Wednesday, December 31, 2008
This just in from Chongqing Evening News/ China Daily:
A man claiming to be a billionaire posted a lonely heart ad in local media recently with a long love poem as the preliminary test for prospective candidates.
According to the advertisements in Chongqing municipality, the 41-year-old business owner of a famous local enterprise is looking for a woman aged between 23 and 30 with fluent English, a pretty face and nice disposition.
And she must at least be able to understand the poetry.
A man surnamed Yang, who claims to be the businessman's cousin, said the ads cost some 300,000 yuan ($43,800) and that he would select 10 candidates to meet the boss face to face.
Some 100 candidates had applied so far, Yang said.
The ad caused a stir online among netizens, who considered it a gimmick and claimed the candidates were looking for money not love.
Here is a translation of the poem:
I cannot sleep.
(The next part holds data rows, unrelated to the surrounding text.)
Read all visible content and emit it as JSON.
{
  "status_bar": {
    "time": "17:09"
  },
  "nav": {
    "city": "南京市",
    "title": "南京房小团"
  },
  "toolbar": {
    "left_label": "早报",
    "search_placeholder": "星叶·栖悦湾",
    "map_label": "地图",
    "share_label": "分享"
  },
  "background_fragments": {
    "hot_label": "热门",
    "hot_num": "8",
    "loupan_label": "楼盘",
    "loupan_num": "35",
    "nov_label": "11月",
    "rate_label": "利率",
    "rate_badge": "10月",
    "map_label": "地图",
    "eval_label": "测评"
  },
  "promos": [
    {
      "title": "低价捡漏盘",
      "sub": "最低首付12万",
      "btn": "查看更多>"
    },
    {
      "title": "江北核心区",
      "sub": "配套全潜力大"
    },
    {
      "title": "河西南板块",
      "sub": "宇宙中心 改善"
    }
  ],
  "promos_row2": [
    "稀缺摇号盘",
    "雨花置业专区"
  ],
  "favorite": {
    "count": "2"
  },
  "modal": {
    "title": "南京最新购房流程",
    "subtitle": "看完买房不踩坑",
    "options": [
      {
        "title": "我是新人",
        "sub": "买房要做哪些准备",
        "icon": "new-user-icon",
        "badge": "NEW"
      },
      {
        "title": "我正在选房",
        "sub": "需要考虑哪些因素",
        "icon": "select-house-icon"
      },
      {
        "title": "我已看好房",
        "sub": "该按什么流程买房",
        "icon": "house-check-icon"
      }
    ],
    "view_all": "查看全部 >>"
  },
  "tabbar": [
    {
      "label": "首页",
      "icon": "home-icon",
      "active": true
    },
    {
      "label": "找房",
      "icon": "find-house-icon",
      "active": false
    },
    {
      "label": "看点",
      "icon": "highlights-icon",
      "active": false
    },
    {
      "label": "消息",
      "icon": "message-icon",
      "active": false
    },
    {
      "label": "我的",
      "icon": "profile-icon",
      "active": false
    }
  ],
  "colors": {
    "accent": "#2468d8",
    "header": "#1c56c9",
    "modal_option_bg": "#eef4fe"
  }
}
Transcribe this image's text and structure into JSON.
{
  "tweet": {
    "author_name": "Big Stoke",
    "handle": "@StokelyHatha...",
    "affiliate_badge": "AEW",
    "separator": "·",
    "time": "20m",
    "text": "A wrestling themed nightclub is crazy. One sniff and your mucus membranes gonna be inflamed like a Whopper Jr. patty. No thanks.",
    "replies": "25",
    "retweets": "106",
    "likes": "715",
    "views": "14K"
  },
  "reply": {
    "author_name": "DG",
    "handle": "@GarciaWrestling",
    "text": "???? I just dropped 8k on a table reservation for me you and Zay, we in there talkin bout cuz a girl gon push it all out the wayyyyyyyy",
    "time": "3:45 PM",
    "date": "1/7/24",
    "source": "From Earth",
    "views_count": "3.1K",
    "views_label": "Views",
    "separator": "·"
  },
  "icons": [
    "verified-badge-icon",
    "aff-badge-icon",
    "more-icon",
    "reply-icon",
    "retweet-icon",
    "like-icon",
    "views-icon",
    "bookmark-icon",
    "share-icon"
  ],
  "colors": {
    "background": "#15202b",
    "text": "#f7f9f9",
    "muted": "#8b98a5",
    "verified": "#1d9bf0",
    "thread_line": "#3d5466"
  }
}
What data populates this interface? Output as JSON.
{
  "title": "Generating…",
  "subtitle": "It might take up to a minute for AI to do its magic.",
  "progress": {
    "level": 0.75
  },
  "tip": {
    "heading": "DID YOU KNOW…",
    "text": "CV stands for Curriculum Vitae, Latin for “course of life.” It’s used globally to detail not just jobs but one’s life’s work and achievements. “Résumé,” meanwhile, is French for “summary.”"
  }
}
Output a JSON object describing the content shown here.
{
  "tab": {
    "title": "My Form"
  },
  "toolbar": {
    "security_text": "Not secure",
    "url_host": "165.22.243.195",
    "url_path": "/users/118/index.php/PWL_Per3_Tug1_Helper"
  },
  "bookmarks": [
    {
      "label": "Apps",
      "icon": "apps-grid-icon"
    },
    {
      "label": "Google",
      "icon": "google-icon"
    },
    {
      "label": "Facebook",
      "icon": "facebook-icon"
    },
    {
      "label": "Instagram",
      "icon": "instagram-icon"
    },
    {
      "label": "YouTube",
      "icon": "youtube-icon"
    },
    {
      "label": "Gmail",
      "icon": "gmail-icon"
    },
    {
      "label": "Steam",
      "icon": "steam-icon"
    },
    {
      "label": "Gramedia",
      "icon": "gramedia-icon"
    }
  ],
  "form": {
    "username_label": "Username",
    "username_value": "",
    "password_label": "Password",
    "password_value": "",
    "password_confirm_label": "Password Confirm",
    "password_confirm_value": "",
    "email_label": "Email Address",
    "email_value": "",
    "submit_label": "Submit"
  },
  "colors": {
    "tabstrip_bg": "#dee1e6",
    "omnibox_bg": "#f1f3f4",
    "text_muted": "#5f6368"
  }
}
The long, long
Night is full of bitterness.
I sit alone in my room,
Beside a smoky lamp.
I rub my heavy eyelids
And idly turn the pages
Of my book. Again and again
I trim my brush and stir the ink.
Then I place an ad on the computer net.
The hours go by. The moon comes
In the open window, pale
And bright like new money.
Like my lots and lots of money.
Money I am willing to share
if you love poetry,
at last I fall asleep and
I dream you are typing
Over the beautiful hills.
And now your photo gets mine.
And now please text me asap.
Wednesday, December 24, 2008
We went to the 97th annual reading of "Twas the Night Before Christmas," at Trinity Church up in Washington Heights. Omar Minaya, New York Mets General Manager, led the holiday tradition, which ends with a glow stick procession down to Clement Moore's grave in Trinity Church Cemetery. Dozens of kids gathered close to Omar and beat him the punch on most of the rhymes, to which he joked, "The Mets are easy to manage compared to this." The highlight was the Harlem Choir's rendition of "Go Tell it on the Mountain," with their sharp gesticulation and perfect pitch.
"Twas the Night Before Christmas" gives us most of the images we associate with Santa Claus, the belly, the pipe, the rain deer, the sleigh. It is a powerful example of poetry shaping culture.
Moore was instrumental in saving New York's Greenwich Village from the grid. He wrote a 60-page pamphlet anonymously that argued against extending the orthogonal grid of streets into the village. His arguments were persuasive and the grid stopped at 6th Avenue and at 14th Street. He was a professor of classics at the General Theological Seminary in New York and wrote a most famous scholarly work one the lexicon of the Hebrew language.
Moore of course is best know for the poem "Twas the Night Before Christmas," here is link to a site that has compelling evidence that Moore may not have been the author. Henry Livingston the facts are on your side! Moore's father swore in George Washington and was a bigwig in the church, as was Moore. Some of Livingston's relatives were also church high-ups and may have backed off on pushing for claiming ownership.
Especially interesting is the "smoking gun" section.
Here's another site that highlights lit sleuth
Professor Don Foster's work on the case.
Last here is link to the New York Times photographer Bill Cunningham's piece on the culmination of the Santa image/myth.